### Exercise
Which lines in the listing below contain the word "icon"? Copy each one.

### Exercise materials
◇ ◇ ◇ ◇ ◇ ◇ ◇

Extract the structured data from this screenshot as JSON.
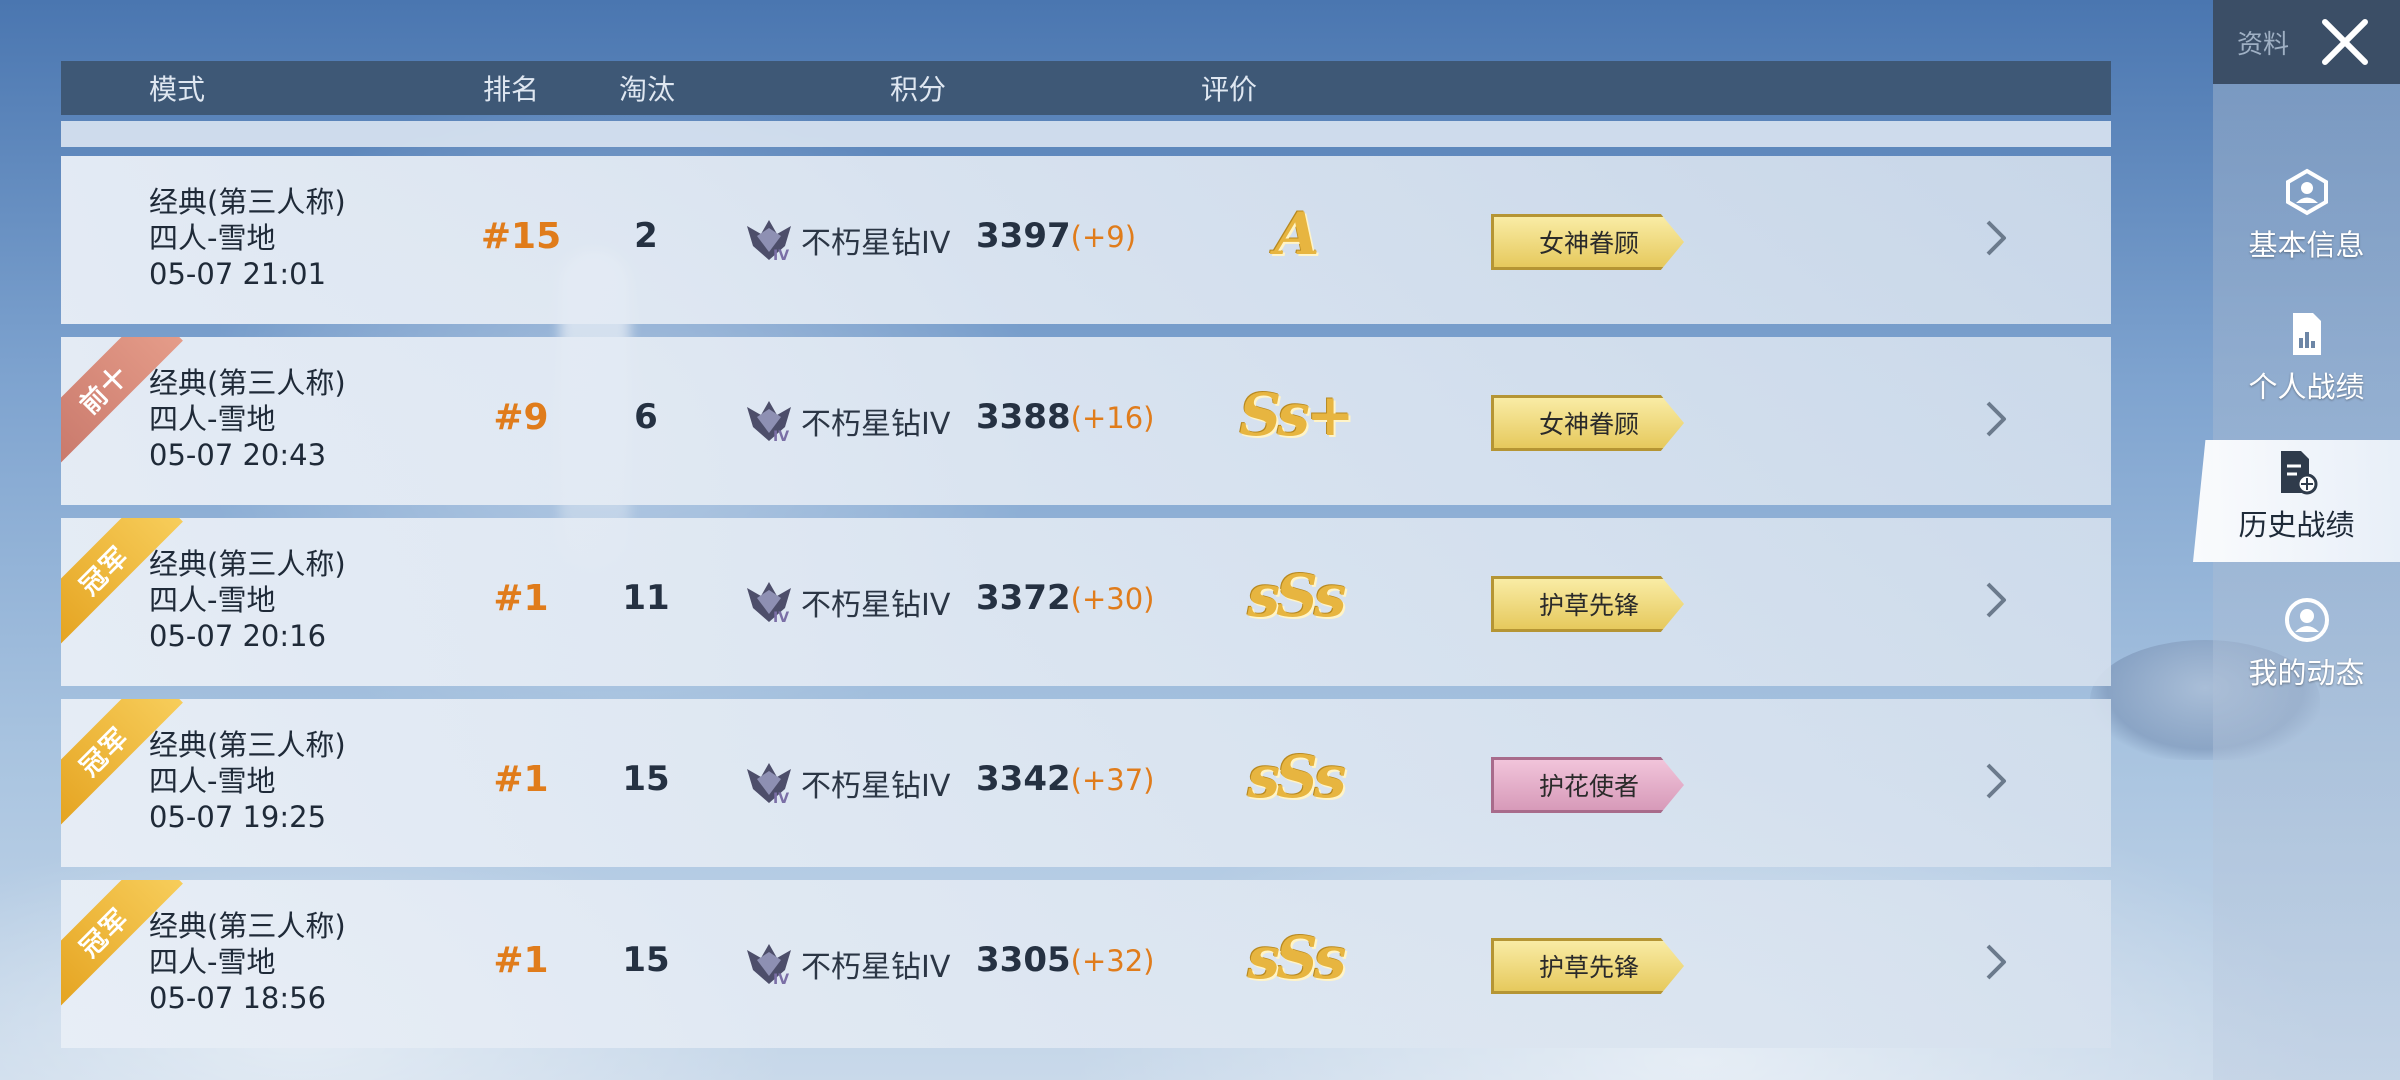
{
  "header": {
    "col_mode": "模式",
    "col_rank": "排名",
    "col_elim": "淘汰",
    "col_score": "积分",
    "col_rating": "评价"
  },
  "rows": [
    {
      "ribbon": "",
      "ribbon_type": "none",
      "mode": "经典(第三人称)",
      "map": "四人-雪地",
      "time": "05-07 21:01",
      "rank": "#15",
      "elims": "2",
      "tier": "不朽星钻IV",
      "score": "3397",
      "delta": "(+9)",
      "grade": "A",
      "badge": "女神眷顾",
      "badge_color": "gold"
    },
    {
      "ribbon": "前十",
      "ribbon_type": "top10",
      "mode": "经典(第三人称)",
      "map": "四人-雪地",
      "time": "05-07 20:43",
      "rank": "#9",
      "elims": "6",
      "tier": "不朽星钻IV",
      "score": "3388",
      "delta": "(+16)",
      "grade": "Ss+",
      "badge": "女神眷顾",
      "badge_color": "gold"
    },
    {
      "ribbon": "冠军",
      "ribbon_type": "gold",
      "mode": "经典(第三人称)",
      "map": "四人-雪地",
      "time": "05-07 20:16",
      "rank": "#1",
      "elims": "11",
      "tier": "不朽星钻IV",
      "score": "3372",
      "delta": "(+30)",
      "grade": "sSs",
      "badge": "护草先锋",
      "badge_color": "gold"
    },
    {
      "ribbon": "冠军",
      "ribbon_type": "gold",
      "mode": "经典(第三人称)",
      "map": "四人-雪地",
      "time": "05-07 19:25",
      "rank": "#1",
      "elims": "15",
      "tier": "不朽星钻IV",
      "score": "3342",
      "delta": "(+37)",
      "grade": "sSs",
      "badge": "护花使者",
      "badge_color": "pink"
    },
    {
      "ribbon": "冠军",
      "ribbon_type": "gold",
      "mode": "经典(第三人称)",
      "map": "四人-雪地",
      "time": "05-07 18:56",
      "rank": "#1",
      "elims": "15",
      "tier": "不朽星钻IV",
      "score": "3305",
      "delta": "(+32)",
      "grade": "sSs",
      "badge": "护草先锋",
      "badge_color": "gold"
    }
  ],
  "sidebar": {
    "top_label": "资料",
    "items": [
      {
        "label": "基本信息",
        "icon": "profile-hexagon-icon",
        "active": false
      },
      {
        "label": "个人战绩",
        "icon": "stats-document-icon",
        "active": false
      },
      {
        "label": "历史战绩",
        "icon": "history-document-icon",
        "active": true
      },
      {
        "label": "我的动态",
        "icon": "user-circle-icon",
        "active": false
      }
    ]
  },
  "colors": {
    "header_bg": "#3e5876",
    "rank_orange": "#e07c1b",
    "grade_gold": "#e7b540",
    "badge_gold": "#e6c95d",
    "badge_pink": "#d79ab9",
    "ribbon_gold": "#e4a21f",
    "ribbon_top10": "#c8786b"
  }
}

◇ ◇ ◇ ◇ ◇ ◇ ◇

### Task solution
        "icon": "profile-hexagon-icon",
        "icon": "stats-document-icon",
        "icon": "history-document-icon",
        "icon": "user-circle-icon",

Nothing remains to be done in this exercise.